Joint faculty and student research activities are principally in the area of observational astrophysics. These include ongoing investigations of eclipsing binary stars, black hole binaries, cataclysmic variable stars, gamma-ray burst objects, and novae and supernovae in other galaxies. There are also active research programs on star clusters and stellar collisions within, and extrasolar planets. Much of this work is done at the Mount Laguna Observatory operated by SDSU.
Students who become astronomy majors at SDSU will begin their studies with preparatory course work in physics and astronomy. Required astronomy courses at the upper-division level include classes in advanced astronomy and astrophysics.
SDSU offers two degrees at the bachelor's level with specialization in Astronomy: the B.A. degree in Liberal Arts and Sciences, and the B.S. degrees in Applied Arts and Sciences. These degree plans are similar in their emphasis on astronomy, physics and mathematics. The B.A. degree requires, in addition, competency in one foreign language, while the B.S. degree requires additional course work in astronomy and related disciplines.
Graduate Program - The graduate program, leading to a Master of Science degree, is designed to prepare students for further graduate work leading to the Ph.D. degree or for a professional career in industry or in teaching. The Master's program in Astronomy is arguably the best in the country with a solid curriculum, active research programs that include students, and dedicated observing and computing facilities.

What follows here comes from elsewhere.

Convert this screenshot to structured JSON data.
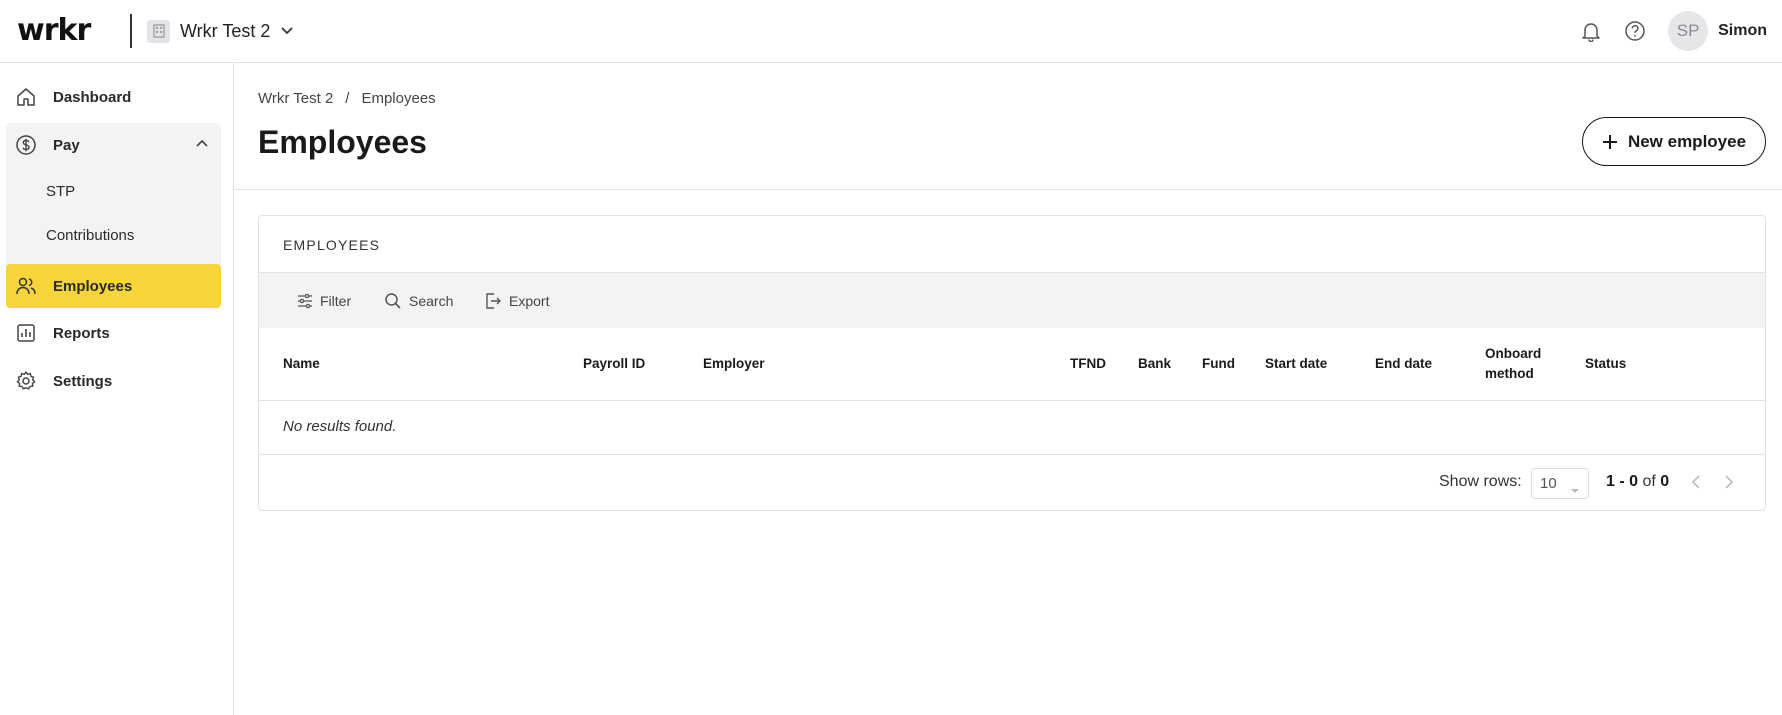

The Mount Laguna Observatory is devoted to research in optical astronomy, the training of observational astronomers at the undergraduate and graduate levels, and to public education. Located 45 miles east of campus, the conditions of 6, 100-foot elevation, clear weather, good seeing and dark sky combine to make the Observatory site one of the best in the U.S.

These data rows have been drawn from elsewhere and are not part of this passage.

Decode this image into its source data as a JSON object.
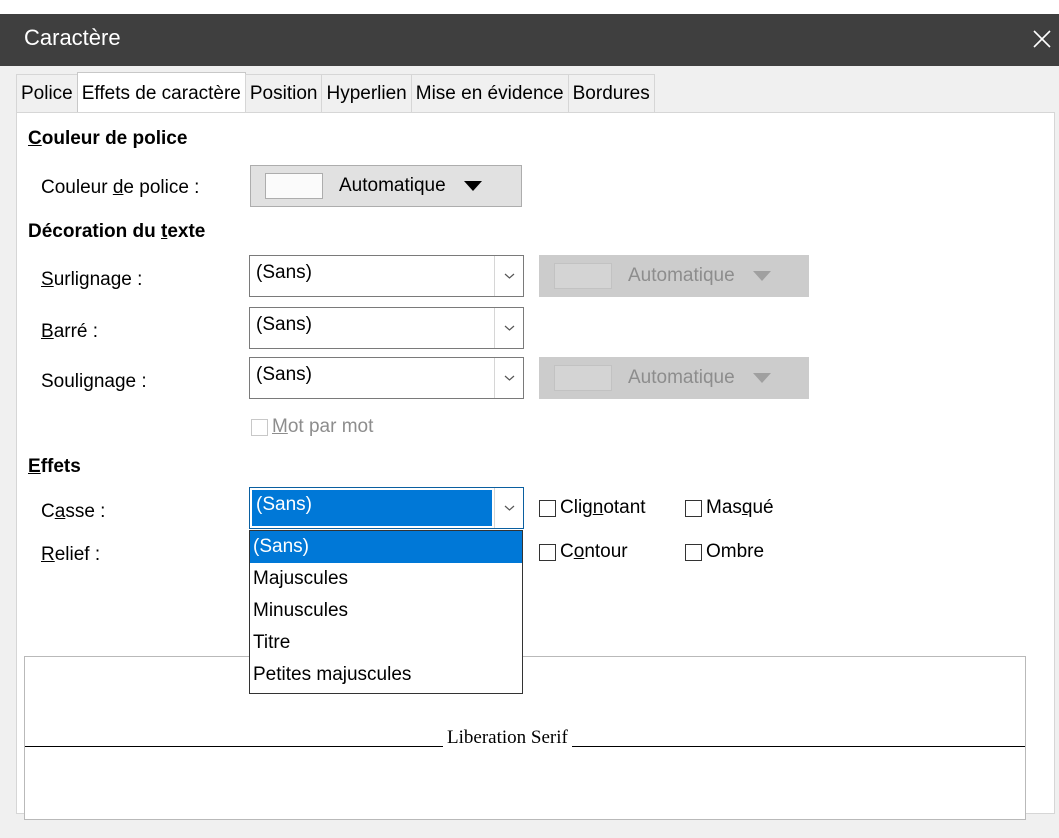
{
  "window": {
    "title": "Caractère"
  },
  "tabs": [
    "Police",
    "Effets de caractère",
    "Position",
    "Hyperlien",
    "Mise en évidence",
    "Bordures"
  ],
  "active_tab": "Effets de caractère",
  "font_color": {
    "heading_first": "C",
    "heading_rest": "ouleur de police",
    "label_pre": "Couleur ",
    "label_acc": "d",
    "label_post": "e police :",
    "value": "Automatique"
  },
  "text_decoration": {
    "heading_pre": "Décoration du ",
    "heading_acc": "t",
    "heading_post": "exte",
    "overline": {
      "label_acc": "S",
      "label_post": "urlignage :",
      "value": "(Sans)",
      "color": "Automatique"
    },
    "strikethrough": {
      "label_acc": "B",
      "label_post": "arré :",
      "value": "(Sans)"
    },
    "underline": {
      "label_pre": "Souli",
      "label_acc": "g",
      "label_post": "nage :",
      "value": "(Sans)",
      "color": "Automatique"
    },
    "word_by_word": {
      "label_acc": "M",
      "label_post": "ot par mot",
      "checked": false,
      "disabled": true
    }
  },
  "effects": {
    "heading_acc": "E",
    "heading_post": "ffets",
    "case": {
      "label_pre": "C",
      "label_acc": "a",
      "label_post": "sse :",
      "value": "(Sans)"
    },
    "relief": {
      "label_acc": "R",
      "label_post": "elief :"
    },
    "blinking": {
      "label_pre": "Clig",
      "label_acc": "n",
      "label_post": "otant",
      "checked": false
    },
    "hidden": {
      "label_pre": "Mas",
      "label_acc": "q",
      "label_post": "ué",
      "checked": false
    },
    "outline": {
      "label_pre": "C",
      "label_acc": "o",
      "label_post": "ntour",
      "checked": false
    },
    "shadow": {
      "label_pre": "",
      "label_acc": "",
      "label_post": "Ombre",
      "checked": false
    }
  },
  "case_dropdown": {
    "options": [
      "(Sans)",
      "Majuscules",
      "Minuscules",
      "Titre",
      "Petites majuscules"
    ],
    "selected": "(Sans)"
  },
  "preview": {
    "text": "Liberation Serif"
  }
}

The Observatory has three modern research telescopes. The largest is a 40-inch reflector equipped with a state-of-the-art CCD detector system, automated photometer, and two types of spectrographs. The 24-inch research telescope is equipped with a photometer and CCD camera. The 40- and 24-inch telescopes operate under computer control; all telescopes collect data in electronic format. The 16-inch research telescope is currently being replaced with a new 40-inch ULTRA telescope built upon lightweight carbon composite materials in a joint project with the University of Kanas. ULTRA will employ a dedicated CCD camera, and will be operated remotely via the Internet. A dormitory, shop/service building, and Awona Harrington Visitor Center with a 21-inch telescope complete the observatory complex.
The Observatory is an active participant in the High Performance Wireless Research and Education Network (HPWREN), which is a project funded by the National Science Foundation through UCSD. HPWREN allows SDSU astronomers to transmit very large amounts of data in the form of electronic images to the main campus at 45 Mps. This capability is now driving future telescope developments at the Observatory toward robotics and remote operations.
The department has excellent computer facilities on campus, which includes over 40 computers operating either on the Unix, Linux, or Windows operating systems. Students in the introductory Astronomy Laboratory have access to twelve dedicated PCs. There is also a dedicated image processing facility on campus for the analysis of Observatory and space astrophysics data. The on-campus observatory includes three 12- and ten 8-inch telescopes for student use, which includes auxiliary equipment such as a CCD camera and CCD spectrograph. Students, thus, receive excellent training with the most modern equipment.
Project ASTRO is a national program designed by the non-profit Astronomical Society of the Pacific. The first Southern California site is located here in San Diego. Because of its attractiveness to students, astronomy is an excellent vehicle to teach the process of science. Many teachers recognize their students' interest in astronomy, and want to teach more of it, but they lack the adequate background and training in the subject. Project ASTRO was developed to address these needs by providing partnerships between teachers and astronomy students. This is an opportunity to raise the level of exposure for children in grades 4-9 to one of the most fascinating and accessible areas of science, astronomy. Under the direction of Dr. Ron Angione, SDSU Astronomy professor, and Dr. Philip Blanco, UCSD Astronomer, dedicated volunteers have been working closely with teachers to make this program a success here in San Diego County.
Graduates with a bachelor's degree may find positions in observatories, large astronomy departments, and industry. These jobs support continuing research and include telescope operators, instrument makers, opticians, electronics technicians, programmers, and laboratory technicians.
Employment opportunities for astronomers who have advanced degrees include positions in colleges and universities, in national observatories and government laboratories, in planetariums, and in industry and private companies.